In the context of ISIS, the question to ask is: What are some of the lessons for the U.S. and its allies as they consider their options?
The first lesson is to recognize that ISIS is a classic disruptive actor, which is what makes it even more dangerous than how it comes across on its videos. Consider the key elements of ISIS:
ISIS has built its strategy using a sharply differentiated and compelling vision of the endgame: a return to the glory days of a caliphate. En route, it acquires early customers with offers of very basic services in the territories it occupies. Its funding for each new phase is secured by its earlier phases of growth -- through extortion, selling electricity and oil from captured power plants and occupied oil fields. ISIS's brand-building and recruiting strategy applies lean startup methods that reach global audiences at low cost using a mix of media, including horrific videos, e-magazines and state-of-the-art digital direct-mail tactics, replete with over 46,000 affiliated Twitter accounts, with an average of 1,000 followers apiece, along with smartphone apps.
Organizationally, the ISIS management structure is an efficient, simple and market-focused hierarchy. It has begun to reach new markets by encouraging global franchising through pledges of "allegiance" -- whether it is by individual actors in Paris, Brussels or Sydney or by violent insurgency groups in countries ranging from Yemen to Nigeria.
The second lesson is that the U.S.'s war room on ISIS needs business strategists and digital marketers, preferably under 25 of age, at the table along with the veteran political scientists, military and security studies experts. A legacy portfolio of top-down Cold War counter-communications technologies comprising radio broadcasts, embassies, propaganda films and static websites is no way to counter a narrative and messaging machine that can give BuzzFeed a run for its money. More than just a war room, the U.S. government needs to develop innovative ways to counter ISIS's influence ahead of its next big move. Unfortunately, the U.S. has a track record of incubating such ventures only to have them later become the enemy -- al-Qaeda being a case in point. The venture should be held close even while being given the freedom to be nimble and focused on keeping the real enemy in check.
The third lesson for the U.S. government is the need to gain deeper insight into the disruptor's leadership model. What happens when you eliminate the top management in ISIS? Do not assume that it could end the campaign. In a digitally sourced organization, the initiative may have been crowdsourced and distributed worldwide to continue as a self-organizing system. Never assume that the present generation of enemies is organized as a traditional hierarchical pyramid.
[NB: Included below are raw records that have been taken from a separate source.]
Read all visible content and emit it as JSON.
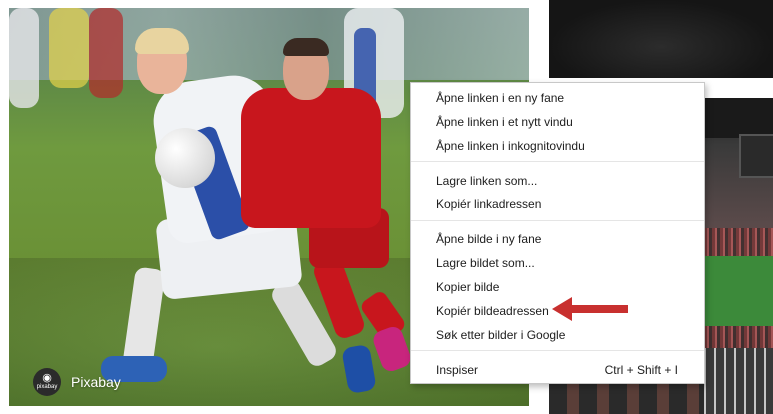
{
  "watermark": {
    "logo_caption": "pixabay",
    "name": "Pixabay"
  },
  "context_menu": {
    "items": [
      {
        "label": "Åpne linken i en ny fane"
      },
      {
        "label": "Åpne linken i et nytt vindu"
      },
      {
        "label": "Åpne linken i inkognitovindu"
      },
      {
        "label": "Lagre linken som..."
      },
      {
        "label": "Kopiér linkadressen"
      },
      {
        "label": "Åpne bilde i ny fane"
      },
      {
        "label": "Lagre bildet som..."
      },
      {
        "label": "Kopier bilde"
      },
      {
        "label": "Kopiér bildeadressen"
      },
      {
        "label": "Søk etter bilder i Google"
      },
      {
        "label": "Inspiser",
        "shortcut": "Ctrl + Shift + I"
      }
    ]
  },
  "colors": {
    "annotation_arrow": "#c8302f",
    "menu_border": "#c8c8c8"
  },
  "icons": {
    "watermark_logo": "camera-icon"
  }
}
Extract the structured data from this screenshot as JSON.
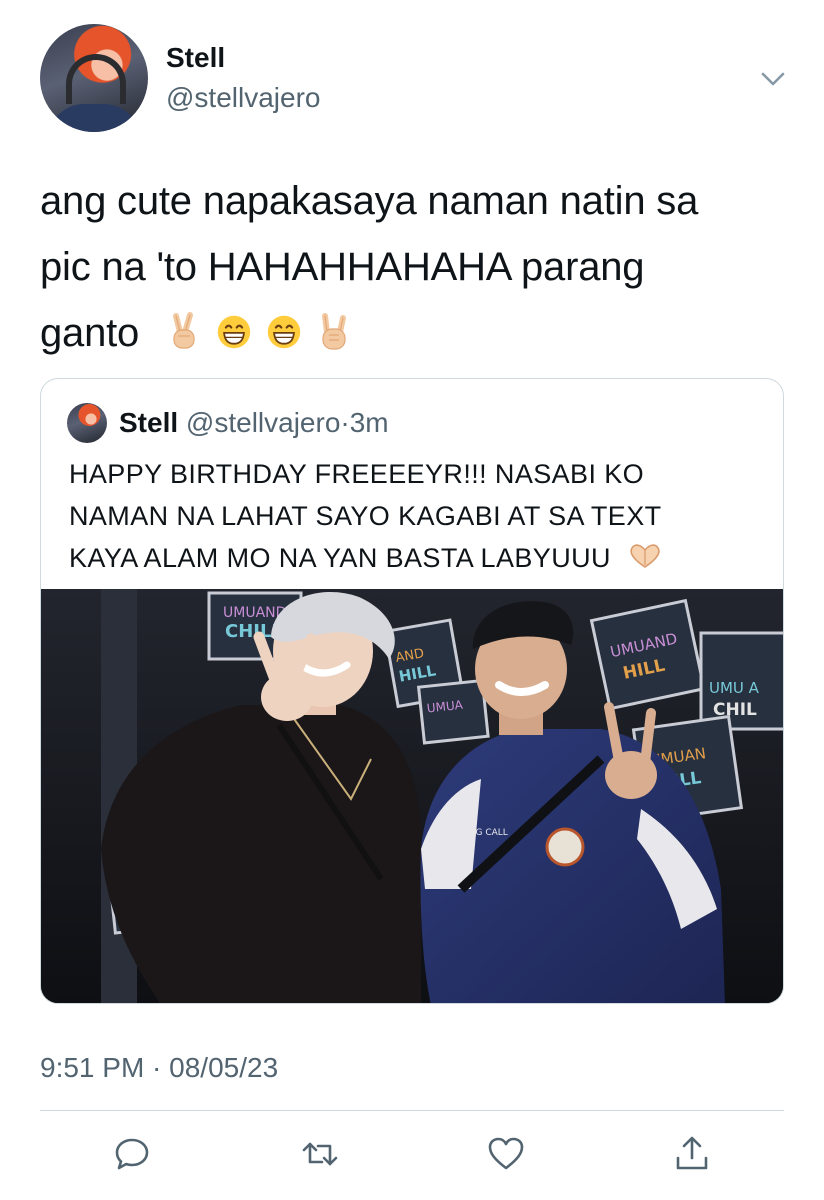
{
  "author": {
    "name": "Stell",
    "handle": "@stellvajero"
  },
  "tweet": {
    "line1": "ang cute napakasaya naman natin sa",
    "line2": "pic na 'to HAHAHHAHAHA parang",
    "line3": "ganto",
    "emojis": [
      "victory-hand",
      "grinning-face",
      "grinning-face",
      "rock-on-hand"
    ],
    "timestamp": "9:51 PM · 08/05/23"
  },
  "quoted": {
    "name": "Stell",
    "handle": "@stellvajero",
    "separator": "·",
    "time": "3m",
    "line1": "HAPPY BIRTHDAY FREEEEYR!!! NASABI KO",
    "line2": "NAMAN NA LAHAT SAYO KAGABI AT SA TEXT",
    "line3": "KAYA ALAM MO NA YAN BASTA LABYUUU",
    "emoji": "heart-hands",
    "photo": {
      "poster_text_1": "UMUAND",
      "poster_text_2": "CHILL",
      "jacket_text": "COMING CALL"
    }
  },
  "actions": [
    "reply-icon",
    "retweet-icon",
    "like-icon",
    "share-icon"
  ],
  "colors": {
    "text": "#0f1419",
    "secondary": "#536471",
    "border": "#cfd9de",
    "action_icon": "#536471"
  }
}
There's no question that ISIS is a repugnant and vicious enemy. Military experts have commented that it presents a bigger threat than did al-Qaeda. I agree. And this is not just because of the shocking lengths to which ISIS will go to signal its willingness to indulge in extreme violence. It is also because the history of competitive business has shown that digitally enabled disruptive entrants are notoriously hard to dislodge once they get a foothold. To be disrupted in business is all part of the game of creative destruction, but for the civilized world to be disrupted by an ultraviolent, medievalist insurgency would be an outright destructive outcome for humanity.
This post first appeared as an op-ed in Fortune.
Bhaskar Chakravorti is Senior Associate Dean of International Business and Finance at the Fletcher School at Tufts University and the founding executive director of Fletcher's Institute for Business in the Global Context.